Life has never been easy for longtime New York resident Rhonda Jackson. As a low-income New Yorker, Jackson had to sacrifice a large portion of her salary just to navigate the city. Just the act of going to work, seeing a doctor or visiting her grandchildren took a chunk out of her paycheck.
But this year, the City lifted that burden off her shoulders by announcing open enrollment in the Fair Fares program. Starting yesterday, all New Yorkers at or below the federal poverty line can apply for reduced fare MetroCards.
“Sometimes I had to make a choice between buying a MetroCard or seeing my grandchildren, which wasn’t fair,” said Jackson. “Having this program means I have the freedom to travel affordably through my wonderful city. On behalf of all the riders, I want to thank the de Blasio administration, Commissioner Banks, Speaker Johnson and all the Council members who fought diligently to make this happen.”
Yesterday morning, Council Speaker Corey Johnson (D-Chelsea, Hell’s Kitchen) joined his fellow electeds and transit advocates for a press conference to make the announcement. Johnson was joined by Department of Social Services Commissioner Steven Banks, along with Council Majority Leader Laurie Cumbo (D-Brooklyn) and Council Members Ydanis Rodriguez (D-Washington Heights, Inwood), Carlina Rivera (D-East Village Gramercy Park) and Carlos Menchaca (D-Brooklyn).
“New Yorkers living in poverty make difficult choices daily about how to spend money, sometimes sacrificing basic necessities like warm boots to pay for transportation costs,” said Johnson. “Today, we are attempting to ease their burden by making half-priced MetroCards available to all residents who meet the federal poverty threshold. Already, more than 100,000 New Yorkers have enrolled in Fair Fares but we know so many more people can benefit from this program. I urge anyone who is eligible to sign up.”

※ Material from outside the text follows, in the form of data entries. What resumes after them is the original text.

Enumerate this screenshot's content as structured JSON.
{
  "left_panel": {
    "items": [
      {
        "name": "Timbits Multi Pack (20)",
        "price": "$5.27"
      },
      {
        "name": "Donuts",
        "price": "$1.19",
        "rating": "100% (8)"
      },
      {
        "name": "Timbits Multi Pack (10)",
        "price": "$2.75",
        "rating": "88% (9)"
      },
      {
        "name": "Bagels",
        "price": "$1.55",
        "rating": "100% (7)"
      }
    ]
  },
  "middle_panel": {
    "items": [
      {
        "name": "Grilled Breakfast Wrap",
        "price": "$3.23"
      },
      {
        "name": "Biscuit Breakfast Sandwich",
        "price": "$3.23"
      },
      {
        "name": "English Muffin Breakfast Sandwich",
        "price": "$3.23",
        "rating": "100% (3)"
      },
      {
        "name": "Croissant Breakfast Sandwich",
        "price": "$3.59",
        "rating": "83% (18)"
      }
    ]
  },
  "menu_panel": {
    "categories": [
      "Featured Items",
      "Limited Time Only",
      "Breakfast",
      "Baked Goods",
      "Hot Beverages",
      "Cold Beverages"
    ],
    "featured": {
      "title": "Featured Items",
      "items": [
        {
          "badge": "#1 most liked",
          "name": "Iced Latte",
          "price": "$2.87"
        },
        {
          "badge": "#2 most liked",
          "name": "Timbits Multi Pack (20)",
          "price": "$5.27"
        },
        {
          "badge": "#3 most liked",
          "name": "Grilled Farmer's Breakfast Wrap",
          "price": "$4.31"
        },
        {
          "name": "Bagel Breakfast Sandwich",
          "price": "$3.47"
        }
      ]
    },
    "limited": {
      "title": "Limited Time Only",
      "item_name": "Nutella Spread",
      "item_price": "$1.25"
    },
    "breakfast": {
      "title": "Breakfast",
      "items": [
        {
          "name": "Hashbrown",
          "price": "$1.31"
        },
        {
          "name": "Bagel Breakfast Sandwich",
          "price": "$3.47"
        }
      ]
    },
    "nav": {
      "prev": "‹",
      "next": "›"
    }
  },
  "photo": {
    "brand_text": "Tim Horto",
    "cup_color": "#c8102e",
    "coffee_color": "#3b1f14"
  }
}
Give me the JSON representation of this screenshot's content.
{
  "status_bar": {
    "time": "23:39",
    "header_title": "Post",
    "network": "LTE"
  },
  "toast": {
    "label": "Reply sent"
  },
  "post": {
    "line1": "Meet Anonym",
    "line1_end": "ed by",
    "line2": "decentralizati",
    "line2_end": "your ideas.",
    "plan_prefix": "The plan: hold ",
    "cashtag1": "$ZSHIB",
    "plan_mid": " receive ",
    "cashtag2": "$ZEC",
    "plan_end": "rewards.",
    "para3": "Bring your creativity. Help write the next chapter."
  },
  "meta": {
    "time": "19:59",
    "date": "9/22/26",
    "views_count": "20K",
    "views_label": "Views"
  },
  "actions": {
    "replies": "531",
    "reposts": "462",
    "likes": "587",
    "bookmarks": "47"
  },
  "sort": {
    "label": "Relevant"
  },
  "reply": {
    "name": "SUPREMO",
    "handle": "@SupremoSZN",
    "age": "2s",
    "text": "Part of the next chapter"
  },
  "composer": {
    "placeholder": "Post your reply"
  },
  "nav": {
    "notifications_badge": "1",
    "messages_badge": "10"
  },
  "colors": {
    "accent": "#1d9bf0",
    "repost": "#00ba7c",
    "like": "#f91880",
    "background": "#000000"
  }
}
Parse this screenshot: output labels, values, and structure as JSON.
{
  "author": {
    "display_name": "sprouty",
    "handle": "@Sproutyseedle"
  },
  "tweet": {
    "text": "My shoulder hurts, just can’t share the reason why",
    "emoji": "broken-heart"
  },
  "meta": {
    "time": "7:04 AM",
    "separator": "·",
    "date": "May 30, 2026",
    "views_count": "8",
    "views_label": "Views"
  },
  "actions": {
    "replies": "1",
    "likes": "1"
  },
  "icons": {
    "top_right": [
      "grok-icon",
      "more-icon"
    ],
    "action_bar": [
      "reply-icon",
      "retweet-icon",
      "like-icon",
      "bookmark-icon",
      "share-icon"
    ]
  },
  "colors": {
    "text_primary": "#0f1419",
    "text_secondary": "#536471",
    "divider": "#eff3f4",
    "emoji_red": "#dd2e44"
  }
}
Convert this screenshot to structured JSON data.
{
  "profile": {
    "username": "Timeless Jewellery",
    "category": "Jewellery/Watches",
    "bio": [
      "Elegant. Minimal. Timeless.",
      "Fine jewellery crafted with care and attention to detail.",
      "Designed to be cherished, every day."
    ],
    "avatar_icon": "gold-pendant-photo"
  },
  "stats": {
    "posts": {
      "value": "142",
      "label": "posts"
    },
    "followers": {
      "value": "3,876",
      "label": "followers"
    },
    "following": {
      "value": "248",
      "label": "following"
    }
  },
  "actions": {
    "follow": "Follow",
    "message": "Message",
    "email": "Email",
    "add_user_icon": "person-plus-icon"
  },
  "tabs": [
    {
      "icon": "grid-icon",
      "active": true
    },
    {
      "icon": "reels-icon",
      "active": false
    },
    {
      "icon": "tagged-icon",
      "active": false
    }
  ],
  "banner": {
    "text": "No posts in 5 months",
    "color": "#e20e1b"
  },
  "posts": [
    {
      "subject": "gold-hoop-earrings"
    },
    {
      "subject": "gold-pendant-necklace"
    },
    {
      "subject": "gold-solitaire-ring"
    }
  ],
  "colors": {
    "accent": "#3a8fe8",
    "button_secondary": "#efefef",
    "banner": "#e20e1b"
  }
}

The Fair Fares program began last year, to connect the City’s poorest residents with vital transportation assistance. Initially, the program covered New Yorkers who were receiving Cash Assistance and SNAP benefits; last fall, it expanded to include CUNY students, student veterans and NYCHA residents. Since its inception, over 100,000 New Yorkers have enrolled in the program.
Council Member Rivera pointed out that transit costs can account for as much as 10 percent of a New Yorker’s budget. This, she said, is not a new development; public transit always has been, and always will be, an integral part of any New Yorker’s life.
“If you’ve been a New Yorker as long as I have, you remember how precious a bag of tokens was,” said Rivera. “Every single token was counted for in your family when you did not have money for another one. If you’ve been a New Yorker as long as I have, you remember the student MetroCards, where you were counting your trips and looking at the clock, making sure you did all of your extracurricular activities and made it home in time. So this is why we’re here: to make sure that everyone can access our public transit system.”
At the conference, one reporter expressed concern about the New Yorkers who may “slip through the cracks”: in other words, the ones who make slightly too much money to qualify for the program. In response, Johnson assured him that the announcement is just a “big first step” in a continuing effort to make NYC the fairest and most equitable city in the nation.
“This is a big first step; this is a huge deal,” said Johnson. “We secured $106 million dollars in the budget [for Fair Fares], which people thought was impossible. This is gonna help, potentially, up to 800,000 New Yorkers. We already have seen over 100,000 New Yorkers who have signed up for open enrollment. That is what we’re focusing on right now.”
If you think you may qualify for the Fair Fares program, visit www.nyc.gov/fairfares.